Data to process –
________________________________________

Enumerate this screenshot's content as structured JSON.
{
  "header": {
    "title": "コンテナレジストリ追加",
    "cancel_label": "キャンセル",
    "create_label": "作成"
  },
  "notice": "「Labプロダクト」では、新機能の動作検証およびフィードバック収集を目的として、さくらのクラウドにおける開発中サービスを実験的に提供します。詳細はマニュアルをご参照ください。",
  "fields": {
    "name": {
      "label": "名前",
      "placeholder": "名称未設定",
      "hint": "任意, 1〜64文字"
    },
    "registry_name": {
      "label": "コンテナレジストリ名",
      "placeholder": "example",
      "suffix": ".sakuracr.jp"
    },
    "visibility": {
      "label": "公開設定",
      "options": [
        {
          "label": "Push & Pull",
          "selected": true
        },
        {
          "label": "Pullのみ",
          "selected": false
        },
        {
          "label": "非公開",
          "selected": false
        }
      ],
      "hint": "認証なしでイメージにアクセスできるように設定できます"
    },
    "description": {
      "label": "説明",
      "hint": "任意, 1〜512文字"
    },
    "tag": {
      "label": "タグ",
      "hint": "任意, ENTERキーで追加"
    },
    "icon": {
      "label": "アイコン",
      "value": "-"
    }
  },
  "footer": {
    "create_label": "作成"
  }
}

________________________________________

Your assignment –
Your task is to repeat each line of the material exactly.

Completed exercise –
Enumerate this screenshot's content as structured JSON.
{
  "header": {
    "title": "コンテナレジストリ追加",
    "cancel_label": "キャンセル",
    "create_label": "作成"
  },
  "notice": "「Labプロダクト」では、新機能の動作検証およびフィードバック収集を目的として、さくらのクラウドにおける開発中サービスを実験的に提供します。詳細はマニュアルをご参照ください。",
  "fields": {
    "name": {
      "label": "名前",
      "placeholder": "名称未設定",
      "hint": "任意, 1〜64文字"
    },
    "registry_name": {
      "label": "コンテナレジストリ名",
      "placeholder": "example",
      "suffix": ".sakuracr.jp"
    },
    "visibility": {
      "label": "公開設定",
      "options": [
        {
          "label": "Push & Pull",
          "selected": true
        },
        {
          "label": "Pullのみ",
          "selected": false
        },
        {
          "label": "非公開",
          "selected": false
        }
      ],
      "hint": "認証なしでイメージにアクセスできるように設定できます"
    },
    "description": {
      "label": "説明",
      "hint": "任意, 1〜512文字"
    },
    "tag": {
      "label": "タグ",
      "hint": "任意, ENTERキーで追加"
    },
    "icon": {
      "label": "アイコン",
      "value": "-"
    }
  },
  "footer": {
    "create_label": "作成"
  }
}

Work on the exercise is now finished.